Meanwhile, even though Sadie’s about to start the race, Stool passes her a note proposing they go to the beach, but she turns him down. Now without a car, Ivan begs Sadie to let him in hers, suggesting that they could become a powerful duo like Laurel and Hardy. Sadie refuses, but Ivan chases after her and manages to jump in through the open back window. The demolition derby becomes the film’s climactic scene, as Rohal deftly crosscuts between the contest, chanting fans, Ethel seeing her dog at home, Mr. Turnupseed setting off fire works, the electric car rolling backwards, a turtle on the road, Mr. Turnupseed’s car being driven off by a stranger, and Turkeylegs at the nearby amusement park. Sadie wins the race, but, even in victory, she still refuses Stool’s overtures. Donald never reappears, but the film ends on Turkeylegs, who’s still perplexed about what could have possibly happened to him.
Rohal deliberately refuses to tie together the loose ends of his episodic narrative, to follow conventions or even alternative strategies of narration employed by other successful independent films. Rohal takes a great many narrative risks, the biggest one being that no one really seems to care about the central mystery involving Donald’s disappearance other than Turkeylegs. Sadie seems depressed and regretful, but she doesn’t try to locate him. In the new romantic plotline, the horny loser Stool attempts to replace Donald, but that proves to be a red herring because Sadie simply rejects him. The fact that Sadie wins the race also does not really matter in terms of the story, except to the locals in the small town.

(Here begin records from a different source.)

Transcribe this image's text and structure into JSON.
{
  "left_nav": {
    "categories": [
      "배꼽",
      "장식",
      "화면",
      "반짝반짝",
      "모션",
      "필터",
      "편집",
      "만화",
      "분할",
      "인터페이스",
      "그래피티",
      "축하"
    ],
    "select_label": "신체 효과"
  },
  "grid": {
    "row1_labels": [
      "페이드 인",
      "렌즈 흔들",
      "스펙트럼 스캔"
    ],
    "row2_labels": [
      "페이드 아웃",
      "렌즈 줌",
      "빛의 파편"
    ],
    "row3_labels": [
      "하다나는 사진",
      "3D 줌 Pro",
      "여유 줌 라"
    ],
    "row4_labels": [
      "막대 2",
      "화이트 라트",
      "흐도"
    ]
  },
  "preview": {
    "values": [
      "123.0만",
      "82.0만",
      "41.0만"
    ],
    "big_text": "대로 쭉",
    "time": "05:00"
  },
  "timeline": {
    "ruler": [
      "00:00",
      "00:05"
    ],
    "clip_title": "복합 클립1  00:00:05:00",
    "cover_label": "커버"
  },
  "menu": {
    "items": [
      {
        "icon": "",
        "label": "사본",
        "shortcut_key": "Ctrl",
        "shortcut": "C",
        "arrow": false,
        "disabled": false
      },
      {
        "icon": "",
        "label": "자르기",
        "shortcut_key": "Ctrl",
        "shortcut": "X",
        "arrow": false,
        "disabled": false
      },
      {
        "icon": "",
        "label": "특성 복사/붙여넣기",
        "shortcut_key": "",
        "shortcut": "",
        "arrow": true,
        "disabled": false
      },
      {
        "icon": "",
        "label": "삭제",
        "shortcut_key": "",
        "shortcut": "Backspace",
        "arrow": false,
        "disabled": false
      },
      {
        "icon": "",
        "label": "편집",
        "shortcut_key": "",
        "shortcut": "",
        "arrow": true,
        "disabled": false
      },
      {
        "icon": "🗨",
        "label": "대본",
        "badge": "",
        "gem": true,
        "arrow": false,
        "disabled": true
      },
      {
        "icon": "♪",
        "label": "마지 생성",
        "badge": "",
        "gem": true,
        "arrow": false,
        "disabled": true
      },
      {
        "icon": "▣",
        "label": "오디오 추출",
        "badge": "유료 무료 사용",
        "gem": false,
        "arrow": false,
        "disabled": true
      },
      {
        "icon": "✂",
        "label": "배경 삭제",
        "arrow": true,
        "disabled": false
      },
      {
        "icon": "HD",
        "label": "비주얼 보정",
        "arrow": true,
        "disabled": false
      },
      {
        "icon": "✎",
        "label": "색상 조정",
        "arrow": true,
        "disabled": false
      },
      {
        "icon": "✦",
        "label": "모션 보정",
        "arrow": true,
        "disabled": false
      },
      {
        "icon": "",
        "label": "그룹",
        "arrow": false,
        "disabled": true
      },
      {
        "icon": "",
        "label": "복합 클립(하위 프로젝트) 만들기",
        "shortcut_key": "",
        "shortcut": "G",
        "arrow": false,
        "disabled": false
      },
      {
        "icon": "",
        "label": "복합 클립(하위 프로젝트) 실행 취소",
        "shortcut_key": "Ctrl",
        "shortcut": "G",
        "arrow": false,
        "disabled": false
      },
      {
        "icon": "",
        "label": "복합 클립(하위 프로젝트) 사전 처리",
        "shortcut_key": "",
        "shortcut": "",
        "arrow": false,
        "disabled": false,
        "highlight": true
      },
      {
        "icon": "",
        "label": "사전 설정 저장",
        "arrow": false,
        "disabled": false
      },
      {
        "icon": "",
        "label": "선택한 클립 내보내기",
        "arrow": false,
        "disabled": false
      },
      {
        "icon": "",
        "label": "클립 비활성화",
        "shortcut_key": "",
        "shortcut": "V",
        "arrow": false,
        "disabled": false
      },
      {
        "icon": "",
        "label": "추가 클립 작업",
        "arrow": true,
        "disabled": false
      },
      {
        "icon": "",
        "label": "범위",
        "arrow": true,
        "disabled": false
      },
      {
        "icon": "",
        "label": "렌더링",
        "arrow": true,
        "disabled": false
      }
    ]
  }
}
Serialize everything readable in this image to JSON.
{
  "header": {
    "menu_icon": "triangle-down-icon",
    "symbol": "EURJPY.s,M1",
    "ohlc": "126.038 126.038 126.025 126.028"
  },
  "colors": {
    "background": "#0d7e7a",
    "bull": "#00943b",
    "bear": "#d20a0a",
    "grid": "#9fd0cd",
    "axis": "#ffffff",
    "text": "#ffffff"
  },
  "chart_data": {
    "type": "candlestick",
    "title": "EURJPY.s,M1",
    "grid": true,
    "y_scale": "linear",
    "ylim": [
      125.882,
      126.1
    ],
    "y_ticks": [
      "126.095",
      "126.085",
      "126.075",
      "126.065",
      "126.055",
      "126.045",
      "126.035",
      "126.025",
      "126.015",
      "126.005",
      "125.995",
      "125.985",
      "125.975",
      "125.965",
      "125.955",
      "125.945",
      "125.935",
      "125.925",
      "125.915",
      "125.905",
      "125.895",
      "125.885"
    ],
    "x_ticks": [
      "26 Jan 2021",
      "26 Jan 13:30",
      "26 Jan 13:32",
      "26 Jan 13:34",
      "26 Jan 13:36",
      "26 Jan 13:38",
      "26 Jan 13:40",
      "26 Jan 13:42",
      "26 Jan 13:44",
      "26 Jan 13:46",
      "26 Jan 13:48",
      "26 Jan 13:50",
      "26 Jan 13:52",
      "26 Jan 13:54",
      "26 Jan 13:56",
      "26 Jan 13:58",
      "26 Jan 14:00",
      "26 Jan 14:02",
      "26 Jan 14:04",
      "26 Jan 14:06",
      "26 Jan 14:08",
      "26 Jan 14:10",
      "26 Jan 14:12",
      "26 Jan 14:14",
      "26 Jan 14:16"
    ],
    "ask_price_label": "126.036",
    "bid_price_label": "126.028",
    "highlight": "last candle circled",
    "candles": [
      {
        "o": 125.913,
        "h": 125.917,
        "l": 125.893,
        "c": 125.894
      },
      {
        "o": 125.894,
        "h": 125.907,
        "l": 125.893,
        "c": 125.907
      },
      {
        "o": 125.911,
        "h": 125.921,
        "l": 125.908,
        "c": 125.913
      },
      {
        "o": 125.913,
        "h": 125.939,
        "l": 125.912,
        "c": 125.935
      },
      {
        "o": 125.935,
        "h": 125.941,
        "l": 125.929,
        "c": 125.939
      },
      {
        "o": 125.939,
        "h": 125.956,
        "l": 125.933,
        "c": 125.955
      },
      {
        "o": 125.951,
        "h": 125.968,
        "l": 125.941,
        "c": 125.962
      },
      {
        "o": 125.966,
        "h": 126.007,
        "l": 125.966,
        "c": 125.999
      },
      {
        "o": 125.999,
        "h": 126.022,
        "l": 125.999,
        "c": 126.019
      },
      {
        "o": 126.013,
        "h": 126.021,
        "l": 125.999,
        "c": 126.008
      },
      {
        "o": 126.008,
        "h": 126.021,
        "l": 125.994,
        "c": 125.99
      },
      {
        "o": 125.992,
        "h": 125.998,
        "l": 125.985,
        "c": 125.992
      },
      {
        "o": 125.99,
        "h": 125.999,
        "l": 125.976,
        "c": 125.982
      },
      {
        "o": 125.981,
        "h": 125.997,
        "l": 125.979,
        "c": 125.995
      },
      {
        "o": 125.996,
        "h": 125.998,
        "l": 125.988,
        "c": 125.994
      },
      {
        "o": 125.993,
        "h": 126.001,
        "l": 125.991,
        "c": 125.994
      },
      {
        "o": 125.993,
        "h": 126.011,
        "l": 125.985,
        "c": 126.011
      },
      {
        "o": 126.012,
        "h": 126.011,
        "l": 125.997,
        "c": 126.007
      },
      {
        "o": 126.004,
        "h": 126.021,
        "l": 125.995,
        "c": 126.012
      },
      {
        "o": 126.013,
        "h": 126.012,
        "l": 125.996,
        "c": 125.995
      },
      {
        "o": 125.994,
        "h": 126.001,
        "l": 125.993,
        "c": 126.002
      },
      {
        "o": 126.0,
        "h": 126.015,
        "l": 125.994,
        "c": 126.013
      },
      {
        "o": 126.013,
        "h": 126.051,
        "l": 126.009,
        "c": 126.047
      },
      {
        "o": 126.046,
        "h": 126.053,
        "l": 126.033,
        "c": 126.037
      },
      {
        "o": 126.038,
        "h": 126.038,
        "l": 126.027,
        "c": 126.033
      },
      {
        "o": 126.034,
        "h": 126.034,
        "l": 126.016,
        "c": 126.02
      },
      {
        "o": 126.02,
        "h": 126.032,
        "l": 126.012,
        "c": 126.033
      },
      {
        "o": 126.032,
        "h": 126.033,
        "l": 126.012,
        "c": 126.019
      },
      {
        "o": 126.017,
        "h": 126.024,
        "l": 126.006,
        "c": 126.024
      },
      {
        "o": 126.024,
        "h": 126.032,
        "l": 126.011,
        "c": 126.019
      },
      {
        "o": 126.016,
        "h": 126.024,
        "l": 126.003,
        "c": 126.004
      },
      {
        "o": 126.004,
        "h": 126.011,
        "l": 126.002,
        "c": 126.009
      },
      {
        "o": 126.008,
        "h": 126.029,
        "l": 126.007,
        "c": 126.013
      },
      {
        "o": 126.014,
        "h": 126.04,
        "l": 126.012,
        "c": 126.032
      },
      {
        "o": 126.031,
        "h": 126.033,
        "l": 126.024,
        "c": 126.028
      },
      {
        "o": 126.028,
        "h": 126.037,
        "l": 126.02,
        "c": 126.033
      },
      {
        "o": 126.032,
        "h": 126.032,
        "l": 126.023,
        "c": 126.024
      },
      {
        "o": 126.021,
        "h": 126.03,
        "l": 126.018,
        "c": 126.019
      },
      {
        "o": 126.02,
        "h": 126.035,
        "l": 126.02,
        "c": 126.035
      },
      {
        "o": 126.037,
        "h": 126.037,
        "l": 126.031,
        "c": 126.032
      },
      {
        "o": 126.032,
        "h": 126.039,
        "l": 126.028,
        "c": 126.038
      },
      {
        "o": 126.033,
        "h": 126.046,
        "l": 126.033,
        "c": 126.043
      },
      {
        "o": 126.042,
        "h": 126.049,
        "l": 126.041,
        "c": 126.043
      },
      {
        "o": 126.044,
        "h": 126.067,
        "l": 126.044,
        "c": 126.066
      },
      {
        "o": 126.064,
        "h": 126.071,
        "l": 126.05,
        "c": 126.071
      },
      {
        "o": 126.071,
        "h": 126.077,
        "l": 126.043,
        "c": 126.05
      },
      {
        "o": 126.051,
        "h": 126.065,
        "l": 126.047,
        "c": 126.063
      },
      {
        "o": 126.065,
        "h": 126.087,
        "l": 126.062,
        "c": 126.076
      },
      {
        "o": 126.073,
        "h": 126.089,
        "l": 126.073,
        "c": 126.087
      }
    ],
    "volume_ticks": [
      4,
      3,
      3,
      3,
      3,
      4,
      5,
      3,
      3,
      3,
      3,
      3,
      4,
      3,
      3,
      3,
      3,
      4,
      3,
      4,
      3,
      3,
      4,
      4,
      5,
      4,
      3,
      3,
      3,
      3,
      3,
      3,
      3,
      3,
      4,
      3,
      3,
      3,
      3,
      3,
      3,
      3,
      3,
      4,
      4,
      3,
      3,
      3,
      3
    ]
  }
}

I think most people agree that the first ten minutes of the film are a real tour de force, but the dramatic momentum of the overall narrative sputters at times from too many incongruities. Like Harmony Korine, Rohal is ultimately more interested in individual scenes, non sequiturs, and small details of characterization. Often a character, such as Stool, will simply give up or capitulate in a scene, thereby diffusing the dramatic tension and energy. It’s the imaginative visual style of the film, however, that represents Rohal’s real strength and achievement as a filmmaker. For every scene that misses, there’s another one that soars, especially the flashback to childhood involving Spank Williams or the adapted Moldy Peaches duet that Donald and Sadie sing together.
The Guatemalan Handshake is richly poetic as well as chock full of visual sketches and ideas. Rohal captures the texture of life in a small Pennsylvania town, especially one existing in the shadow of a nuclear power plant. In that sense it’s really a small-town portrait (Stool even tells an Amish joke) — a character study of some of its inhabitants. Rohal creates many scenes that are deeply heartfelt and affecting, but these often involve the two characters who desperately care: Ethel and Turkeylegs. The overall tone of The Guatemalan Handshake is elegiac. Ethel Firecracker’s love for her dog continues even beyond her own death. Rohal also does a superb job of capturing what it feels like to be a small child in a world that seems somehow confusing, mysterious, and full of intense melancholy.